Lower Permian strata have been extensively cored in the subsurface of the Bravo Dome field, northeastern New Mexico. Analysis of core indicates that these strata consist of conglomeratic and sandy fluvial deposits and volumetrically significant eolian silt (loessite). Fluvial facies dominate the lower half of the study interval and include matrix-supported, massive conglomeratic debris-flow units and laminated arkosic sandstone, whereas loessite dominates the upper half of the study section and consists of massive, well-sorted quartzose siltstone that locally reaches thicknesses as much as 120 m in the greater study region.
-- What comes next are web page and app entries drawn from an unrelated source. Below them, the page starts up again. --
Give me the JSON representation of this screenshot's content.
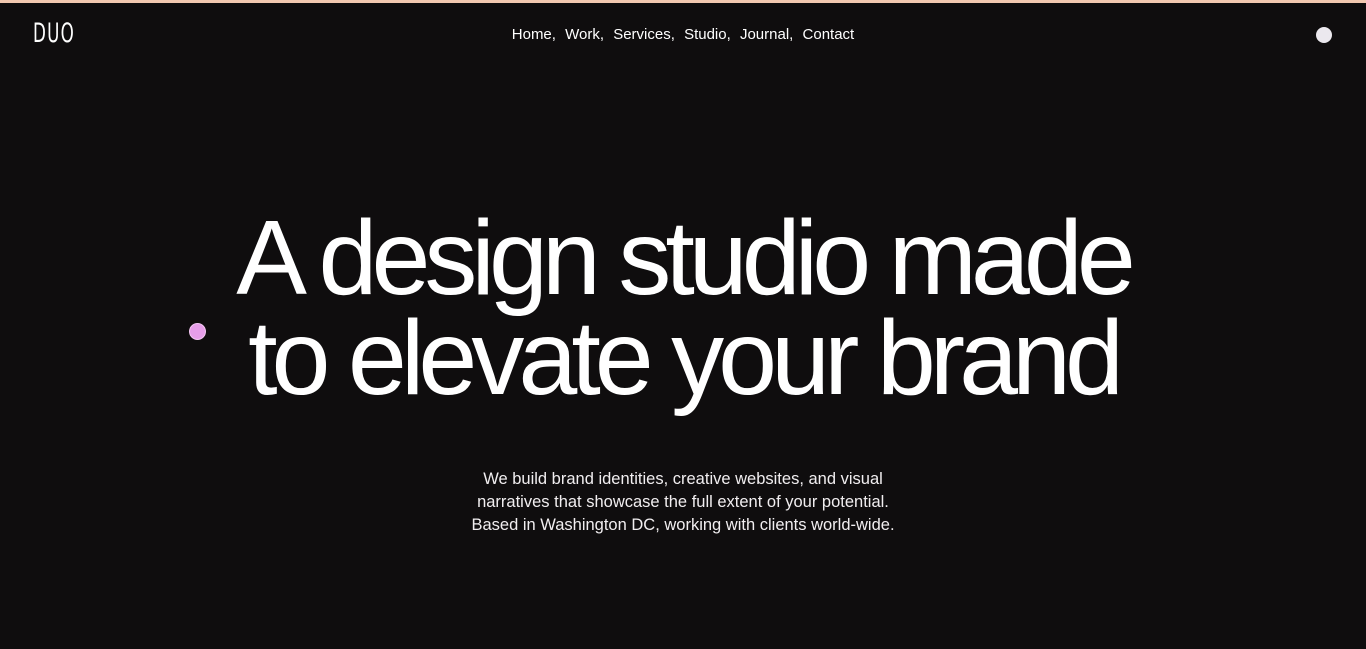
{
  "header": {
    "logo": "DUO",
    "nav": [
      {
        "label": "Home"
      },
      {
        "label": "Work"
      },
      {
        "label": "Services"
      },
      {
        "label": "Studio"
      },
      {
        "label": "Journal"
      },
      {
        "label": "Contact"
      }
    ],
    "separator": ","
  },
  "hero": {
    "headline_line1": "A design studio made",
    "headline_line2": "to elevate your brand",
    "description_line1": "We build brand identities, creative websites, and visual",
    "description_line2": "narratives that showcase the full extent of your potential.",
    "description_line3": "Based in Washington DC, working with clients world-wide."
  },
  "colors": {
    "background": "#0f0d0e",
    "text": "#ffffff",
    "top_strip": "#f2c8b0",
    "cursor_dot": "#e79ee9",
    "toggle_dot": "#ebe8ee"
  }
}
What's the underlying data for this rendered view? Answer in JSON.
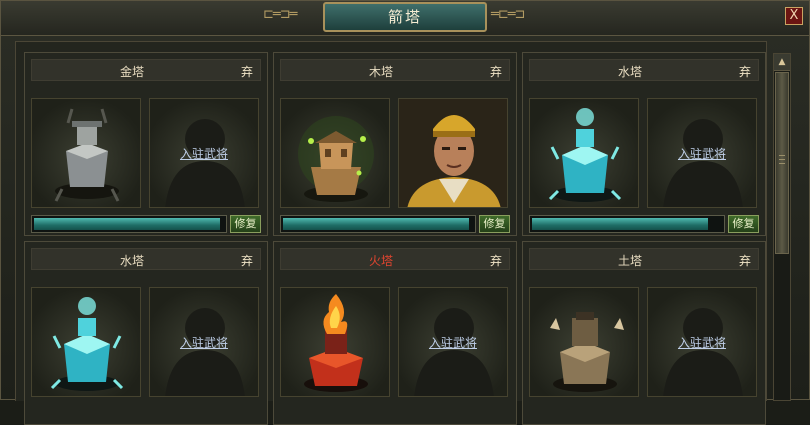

Paleosols are present throughout the study interval and consist of protosols and dolosols, commonly exhibiting vertic features. Dolomite that is interpreted to be of pedogenic origin is an unusual but volumetrically significant component in these paleosols.
Paleogeographic reconstructions and paleomagnetic data indicate that these strata accumulated at equatorial (3-8°) latitudes, but depositional and pedogenic evidence both suggest seasonally wet to markedly arid conditions from early Wolfcampian to early Leonardian time. The loessite covers a substantial area (> 6000 km2), making this the largest pre-Cenozoic loess accumulation yet documented. This is significant, because loess generally suggests arid to semiarid conditions. Intercalated paleosols in the loessite section record repeated cessation of silt influx coupled with landscape stability, which we relate to high-frequency oscillation between dry and slightly wetter conditions, possibly attributable to glacial-interglacial climatic conditions that prevailed at low latitudes. At a lower frequency, the evolution from a predominance of fluvial to primarily eolian strata, in tandem with changes in pedogenic character, reflect a long-term aridification for the study interval. These data corroborate independent inferences of monsoon-induced equatorial aridity in western Pangea and help constrain the timing of the zonal-to-monsoonal transition to earliest Permian time.